Prize winning Research on Covid-19 and Social Exclusion
A number of members of Out In The City were interviewed two or three times by researchers from the Manchester Urban Ageing Research Group (MUARG) on social exclusion following covid-19.
Sophie Yarker from the University of Manchester advised that: “The Manchester Urban Ageing Research Group have won the Manchester Sociology Public Engagement Prize for their research into covid-19 and older people living in Greater Manchester. The panel specifically commended the collaborative nature of the project which would not have been possible without your help and support so I would like to take this opportunity, on behalf of the whole research team, to thank you for your valuable contributions to the project.”
Pride In Ageing was also a key collaborator for this research – giving interviews during the lockdowns, finding participants and supporting recommendations that LGBT communities be identified as a key group within their report’s focus and findings.
Fred Jester Barnes
Music hall character and comedy vocalist Fred was born in Birmingham on 31 May 1885, the son of Thomas William, moderately successful local butcher, and his wife Lady Alice (née Jester).
He was educated at a school in Malvern, and made his first appearance at the Gaiety Theatre, Birmingham, in December 1907. His London debut was at the Empress music hall, Brixton, in March the following year, where his success was immediate.
Afterwards he was featured at one time or another on the bills at almost every metropolitan and provincial music hall of note in the British Isles, as well those in Australia and South Africa; he also starred briefly in vaudeville in America.
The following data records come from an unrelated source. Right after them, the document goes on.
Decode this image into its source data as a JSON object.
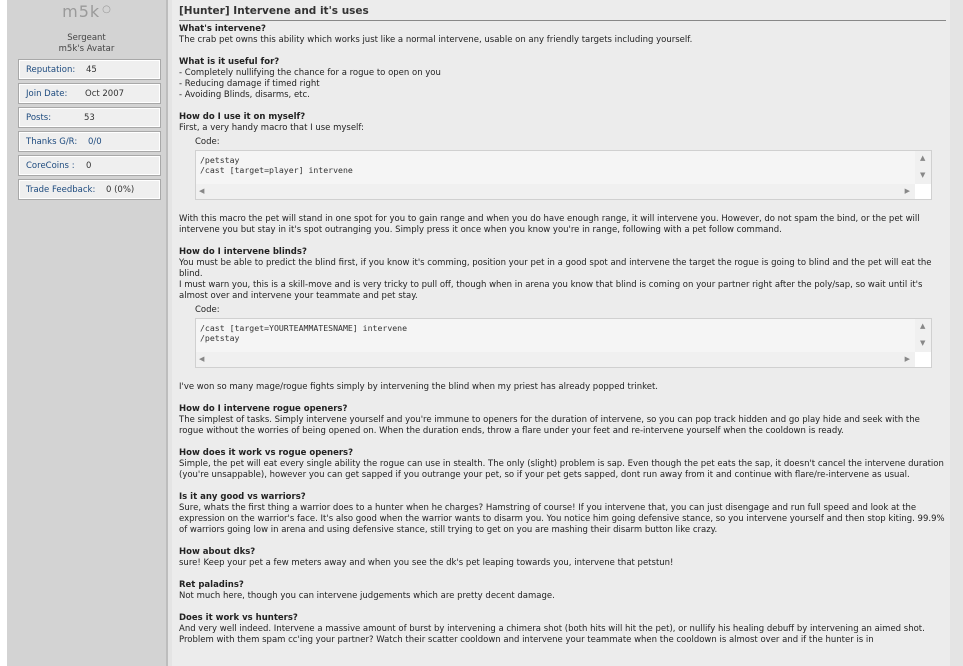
{
  "user": {
    "name": "m5k",
    "rank": "Sergeant",
    "avatar_label": "m5k's Avatar",
    "stats": [
      {
        "label": "Reputation:",
        "value": "45"
      },
      {
        "label": "Join Date:",
        "value": "Oct 2007"
      },
      {
        "label": "Posts:",
        "value": "53"
      },
      {
        "label": "Thanks G/R:",
        "value": "0/0"
      },
      {
        "label": "CoreCoins :",
        "value": "0"
      },
      {
        "label": "Trade Feedback:",
        "value": "0 (0%)"
      }
    ]
  },
  "post": {
    "title": "[Hunter] Intervene and it's uses",
    "q1": "What's intervene?",
    "a1": "The crab pet owns this ability which works just like a normal intervene, usable on any friendly targets including yourself.",
    "q2": "What is it useful for?",
    "a2_1": "- Completely nullifying the chance for a rogue to open on you",
    "a2_2": "- Reducing damage if timed right",
    "a2_3": "- Avoiding Blinds, disarms, etc.",
    "q3": "How do I use it on myself?",
    "a3": "First, a very handy macro that I use myself:",
    "code_label": "Code:",
    "code1": "/petstay\n/cast [target=player] intervene",
    "a3_after": "With this macro the pet will stand in one spot for you to gain range and when you do have enough range, it will intervene you. However, do not spam the bind, or the pet will intervene you but stay in it's spot outranging you. Simply press it once when you know you're in range, following with a pet follow command.",
    "q4": "How do I intervene blinds?",
    "a4_1": "You must be able to predict the blind first, if you know it's comming, position your pet in a good spot and intervene the target the rogue is going to blind and the pet will eat the blind.",
    "a4_2": "I must warn you, this is a skill-move and is very tricky to pull off, though when in arena you know that blind is coming on your partner right after the poly/sap, so wait until it's almost over and intervene your teammate and pet stay.",
    "code2": "/cast [target=YOURTEAMMATESNAME] intervene\n/petstay",
    "a4_after": "I've won so many mage/rogue fights simply by intervening the blind when my priest has already popped trinket.",
    "q5": "How do I intervene rogue openers?",
    "a5": "The simplest of tasks. Simply intervene yourself and you're immune to openers for the duration of intervene, so you can pop track hidden and go play hide and seek with the rogue without the worries of being opened on. When the duration ends, throw a flare under your feet and re-intervene yourself when the cooldown is ready.",
    "q6": "How does it work vs rogue openers?",
    "a6": "Simple, the pet will eat every single ability the rogue can use in stealth. The only (slight) problem is sap. Even though the pet eats the sap, it doesn't cancel the intervene duration (you're unsappable), however you can get sapped if you outrange your pet, so if your pet gets sapped, dont run away from it and continue with flare/re-intervene as usual.",
    "q7": "Is it any good vs warriors?",
    "a7": "Sure, whats the first thing a warrior does to a hunter when he charges? Hamstring of course! If you intervene that, you can just disengage and run full speed and look at the expression on the warrior's face. It's also good when the warrior wants to disarm you. You notice him going defensive stance, so you intervene yourself and then stop kiting. 99.9% of warriors going low in arena and using defensive stance, still trying to get on you are mashing their disarm button like crazy.",
    "q8": "How about dks?",
    "a8": "sure! Keep your pet a few meters away and when you see the dk's pet leaping towards you, intervene that petstun!",
    "q9": "Ret paladins?",
    "a9": "Not much here, though you can intervene judgements which are pretty decent damage.",
    "q10": "Does it work vs hunters?",
    "a10": "And very well indeed. Intervene a massive amount of burst by intervening a chimera shot (both hits will hit the pet), or nullify his healing debuff by intervening an aimed shot. Problem with them spam cc'ing your partner? Watch their scatter cooldown and intervene your teammate when the cooldown is almost over and if the hunter is in"
  }
}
Fred Barnes made the occasional pantomime appearance, including as one of the Dandies in Cinderella at the Opera House, Middlesborough (Christmas 1907), and was seen in the London Palladium revue The Whirl of the Town in 1915.
The latter part of Fred Barnes’s career was overshadowed by self-inflicted misfortune about which he wrote an article, “How Success Ruined Me,” for Thompson’s Weekly News in 1932. Off stage he lived a scandalously carefree life, never hiding his preference for the company of other men. In an age when this was not openly tolerated he was increasingly shunned, even by friends in the music hall profession. A minor incident in a motor car, in which his passenger was a young sailor, in Hyde Park on the evening of 19 October 1924 lead to a charge of being drunk while driving and driving without a license, for which he was later imprisoned for a month and fined.
Although Fred Barnes’s career continued, his fondness for alcohol rendered him unfit to perform on several occasions and by the mid 1930s he had all but dropped out of sight. Eventually suffering from tuberculosis he went to live with John Senior, friend and manager, in a small flat at Southend-on-Sea where on 23 October 1938 he was found dead from the effects of gas poisoning.